WORK REQUIRED –
From the first line to the last, output the data exactly as it stands, minus its pictures.

----------------------------------------

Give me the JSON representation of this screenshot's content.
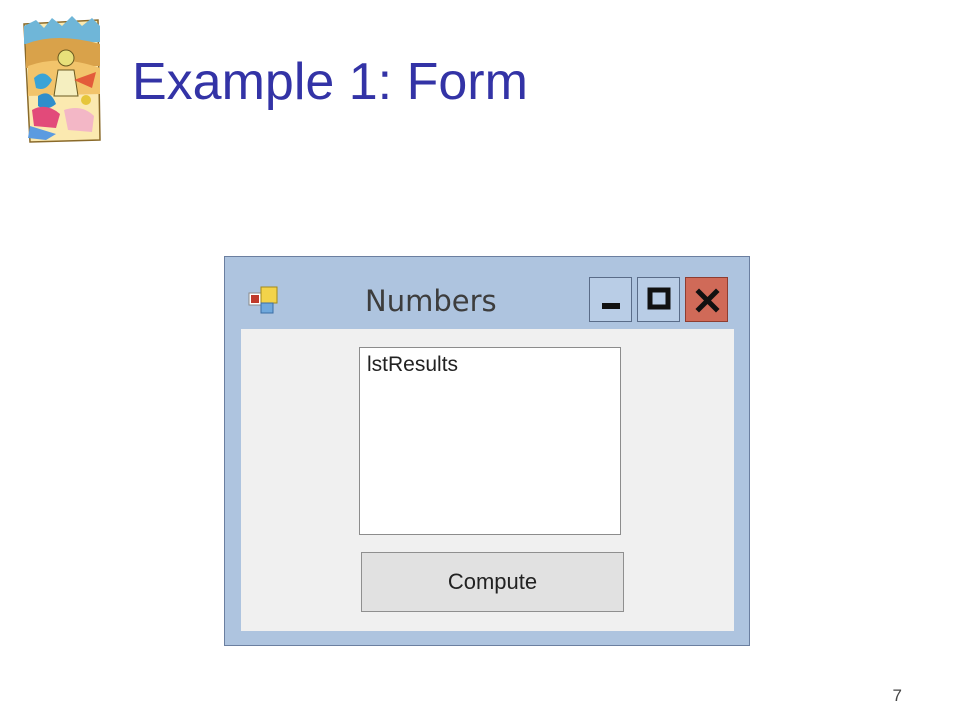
{
  "slide": {
    "title": "Example 1: Form",
    "page_number": "7"
  },
  "window": {
    "title": "Numbers",
    "icon": "form-app-icon",
    "controls": {
      "minimize_icon": "minimize-icon",
      "maximize_icon": "maximize-icon",
      "close_icon": "close-icon"
    },
    "listbox": {
      "name": "lstResults",
      "text": "lstResults"
    },
    "button": {
      "label": "Compute"
    }
  },
  "colors": {
    "title": "#3333a6",
    "window_frame": "#aec4df",
    "close_button": "#d06a58",
    "client_area": "#f0f0f0"
  },
  "decorations": {
    "clipart": "slide-clipart-illustration"
  }
}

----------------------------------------

THE COMPLETED TASK –
Give me the JSON representation of this screenshot's content.
{
  "slide": {
    "title": "Example 1: Form",
    "page_number": "7"
  },
  "window": {
    "title": "Numbers",
    "icon": "form-app-icon",
    "controls": {
      "minimize_icon": "minimize-icon",
      "maximize_icon": "maximize-icon",
      "close_icon": "close-icon"
    },
    "listbox": {
      "name": "lstResults",
      "text": "lstResults"
    },
    "button": {
      "label": "Compute"
    }
  },
  "colors": {
    "title": "#3333a6",
    "window_frame": "#aec4df",
    "close_button": "#d06a58",
    "client_area": "#f0f0f0"
  },
  "decorations": {
    "clipart": "slide-clipart-illustration"
  }
}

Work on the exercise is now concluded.